I love Columbo, he's one of my all-time favourite tv characters. So I was eager to read Peter Falk's autobiography. Unlike other examples of this genre, Falk doesn't go into mind numbing detail about his early life. Instead he opts to chat with the reader in a friendly, colloquial style and tell short snappy annecdotes about a career that has spanned over 50 years. You could almost imagine that you're sat with him, in a diner, enjoying a bowl of chilli and listening to his stories. Some of them are very amusing, some are a little odd, and some fall a little flat (or maybe I just didn't get them?). On the whole this was an enjoyable book, just too short. I wanted to hear more and I wanted a little more detail. All in all though, a must for any Columbo/Falk fans.
Comment Comment (1) | Permalink | Most recent comment: May 31, 2010 10:54 AM BST

No Title Available

4.0 out of 5 stars Entrancing, 14 Jun 2009
Bella Swan moves to a small town in the Pacific Northwest to live with her father when her mother remarries. There she meets Edward Cullen, a mysterious boy from an equally mysterious family.

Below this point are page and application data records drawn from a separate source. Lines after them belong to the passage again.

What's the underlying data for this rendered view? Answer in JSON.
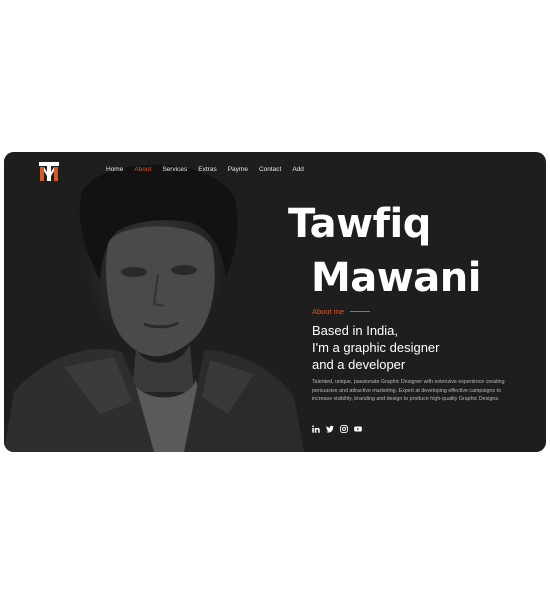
{
  "brand": {
    "logo_icon": "tm-monogram-logo-icon",
    "accent_color": "#d9581f",
    "background_color": "#1e1e1e"
  },
  "nav": {
    "items": [
      {
        "label": "Home"
      },
      {
        "label": "About",
        "active": true
      },
      {
        "label": "Services"
      },
      {
        "label": "Extras"
      },
      {
        "label": "Payme"
      },
      {
        "label": "Contact"
      },
      {
        "label": "Add"
      }
    ]
  },
  "hero": {
    "first_name": "Tawfiq",
    "last_name": "Mawani",
    "about_label": "About me",
    "headline_lines": [
      "Based in India,",
      "I'm a graphic designer",
      "and a developer"
    ],
    "bio": "Talented, unique, passionate Graphic Designer with extensive experience creating persuasive and attractive marketing. Expert at developing effective campaigns to increase visibility, branding and design to produce high-quality Graphic Designs.",
    "portrait": "grayscale-portrait-photo"
  },
  "socials": [
    {
      "icon": "linkedin-icon"
    },
    {
      "icon": "twitter-icon"
    },
    {
      "icon": "instagram-icon"
    },
    {
      "icon": "youtube-icon"
    }
  ]
}
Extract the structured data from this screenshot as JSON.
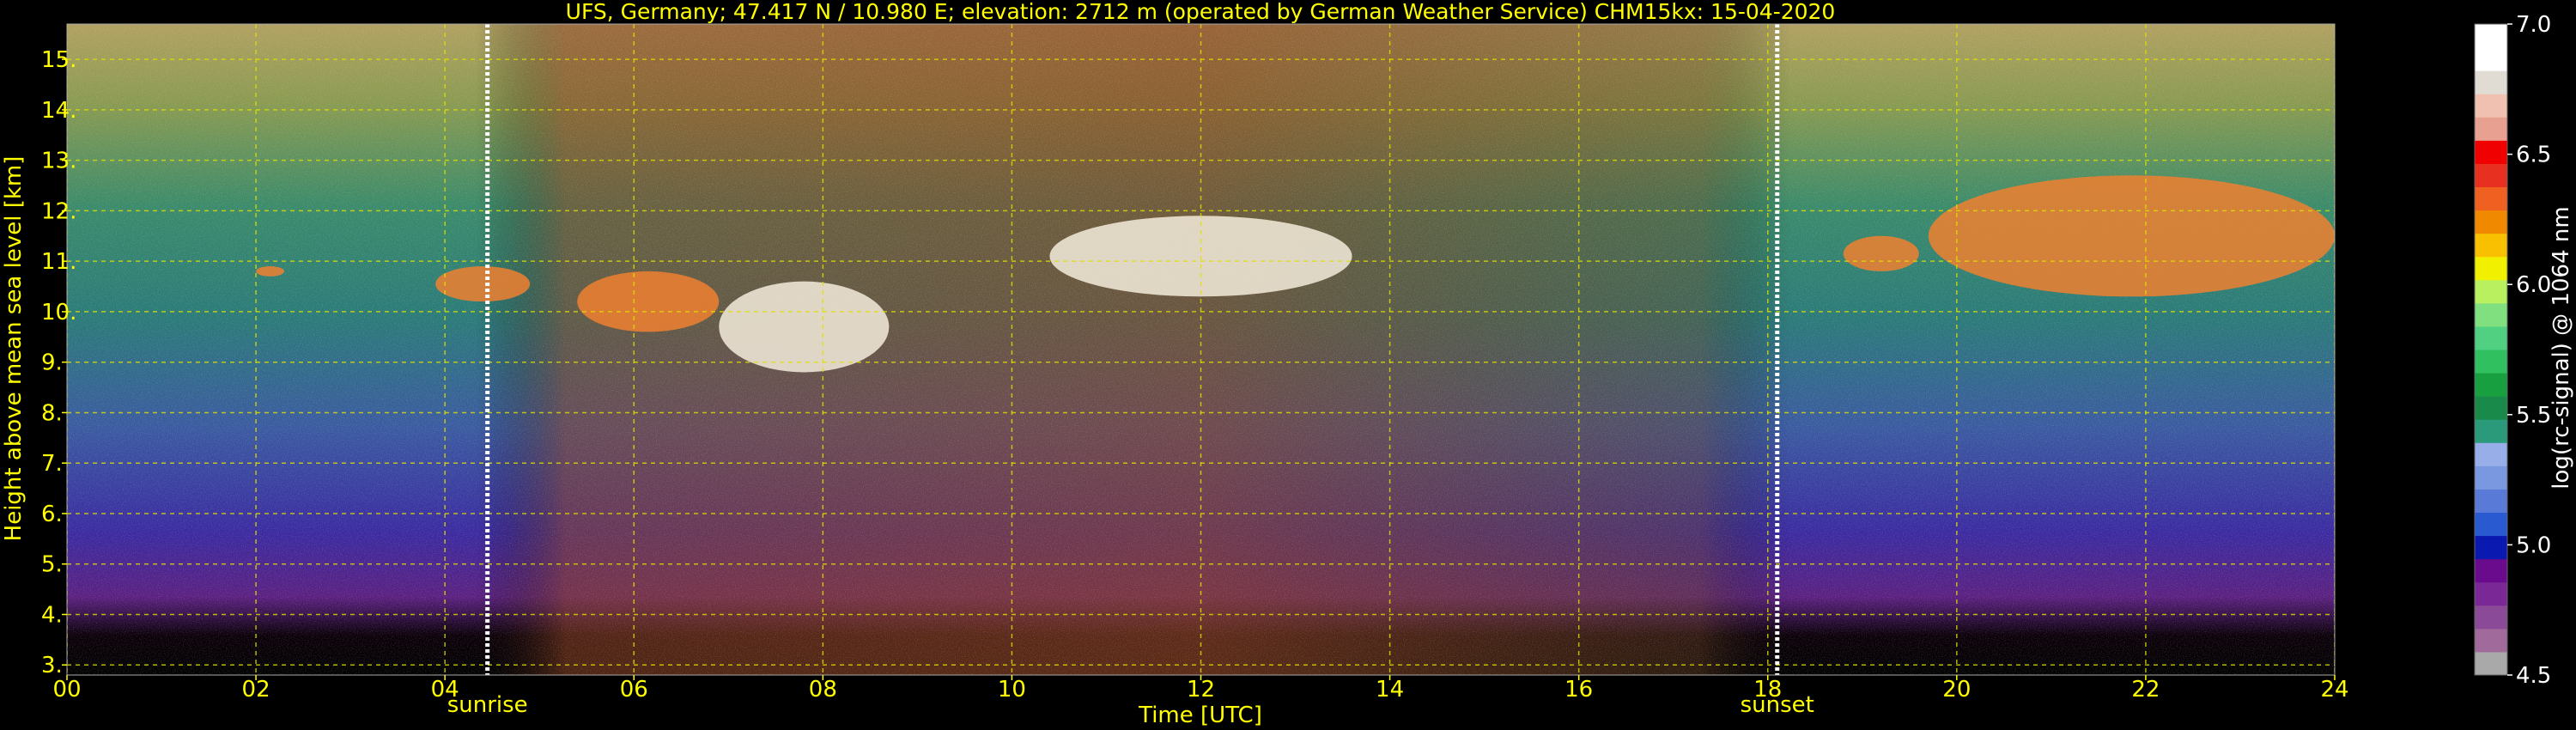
{
  "chart_data": {
    "type": "heatmap",
    "title": "UFS, Germany; 47.417 N / 10.980 E; elevation: 2712 m  (operated by German Weather Service)    CHM15kx: 15-04-2020",
    "xlabel": "Time [UTC]",
    "ylabel": "Height above mean sea level [km]",
    "xlim": [
      0,
      24
    ],
    "ylim": [
      2.8,
      15.7
    ],
    "x_ticks": [
      "00",
      "02",
      "04",
      "06",
      "08",
      "10",
      "12",
      "14",
      "16",
      "18",
      "20",
      "22",
      "24"
    ],
    "y_ticks": [
      "3.",
      "4.",
      "5.",
      "6.",
      "7.",
      "8.",
      "9.",
      "10.",
      "11.",
      "12.",
      "13.",
      "14.",
      "15."
    ],
    "grid": true,
    "markers": [
      {
        "label": "sunrise",
        "time": 4.45
      },
      {
        "label": "sunset",
        "time": 18.1
      }
    ],
    "colorbar": {
      "label": "log(rc-signal) @ 1064 nm",
      "range": [
        4.5,
        7.0
      ],
      "ticks": [
        "4.5",
        "5.0",
        "5.5",
        "6.0",
        "6.5",
        "7.0"
      ],
      "colors": [
        "#a9a9a9",
        "#a06a9a",
        "#8a4a98",
        "#7a2896",
        "#6a0a8c",
        "#0a1ab0",
        "#2a5ad0",
        "#5a7ad8",
        "#7a98e0",
        "#98aee8",
        "#2a9a7a",
        "#1a8a4a",
        "#18a040",
        "#30c060",
        "#50d080",
        "#80e080",
        "#b8f060",
        "#f0f000",
        "#f8c000",
        "#f08800",
        "#f06020",
        "#e83020",
        "#f00000",
        "#e8a090",
        "#f0c0b0",
        "#e0dcd4",
        "#ffffff",
        "#ffffff"
      ]
    },
    "cloud_layers": [
      {
        "start": 2.0,
        "end": 2.3,
        "base": 10.7,
        "top": 10.9
      },
      {
        "start": 3.9,
        "end": 4.9,
        "base": 10.2,
        "top": 10.9
      },
      {
        "start": 5.4,
        "end": 6.9,
        "base": 9.6,
        "top": 10.8
      },
      {
        "start": 6.9,
        "end": 8.7,
        "base": 8.8,
        "top": 10.6
      },
      {
        "start": 10.4,
        "end": 13.6,
        "base": 10.3,
        "top": 11.9
      },
      {
        "start": 18.8,
        "end": 19.6,
        "base": 10.8,
        "top": 11.5
      },
      {
        "start": 19.7,
        "end": 24.0,
        "base": 10.3,
        "top": 12.7
      }
    ]
  }
}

He possesses preternatural good looks, making him both beguiling and completely unattainable. When paired together in class, at first Edward seems repulsed by Bella. In fact she awakens a yearning in him that he has managed to suppress for nearly 100 years, a thirst for human blood. For Edward and his adoptive family are vampires who have, over the years, managed to conquer their lust for human blood by hunting wild animals and therefore enabling them to live among humans and lead "normal lives". Edward and Bella are drawn to each other, despite Edward trying to fight against it as he knows he could easily endanger her life. The closer they get, the deeper they fall for each other and it becomes clear that they can't stay apart, even though they know how dangerous it could be.

Twilight is a stunning novel, absolutely stunning. Stephanie Meyer captures the nuances of human, in particular teenage, behaviour. The agonies experienced with apparently unrequited love and first exploratory feelings when that love is reciprocated. Meyer captures perfectly the fragility of their relationship, as well as its simmering dangerous passion. As a reader you can feel the intensity of their feelings. It's utterly spellbinding.

However, Bella is a frustrating character. Insipid at times, she has set the feminist movement back about 50 years. She comes across as weak and selfish. The reader is constantly reminded how fragile and clumsy she is, and how she needs to be protected, ironically, by the person who could do her most harm. This really offends my feminist side! I'm not entirely keen on the allegory. I have read that Meyer is a devout Mormon, who is preaching carnal abstinence through her Twilight books. This in itself I don't have a problem with. However, the cover shows the blood red apple, which has become the symbol for temptation. The Adam and Eve metaphor doesn't sit very well with me. That Bella is the weak one, who would readily give into her desires and therefore bring about untold destruction, makes my hackles rise. That this character has been written by a woman, in the 21st Century, is frankly disappointing.

Putting aside my feminist, secular leanings for a moment, this book is beautifully written. It is atmospheric and fascinating. For this reason I am looking forward to starting New Moon. An absolute must must MUST read!

Page: 1 | 2 | 3 | 4 | 5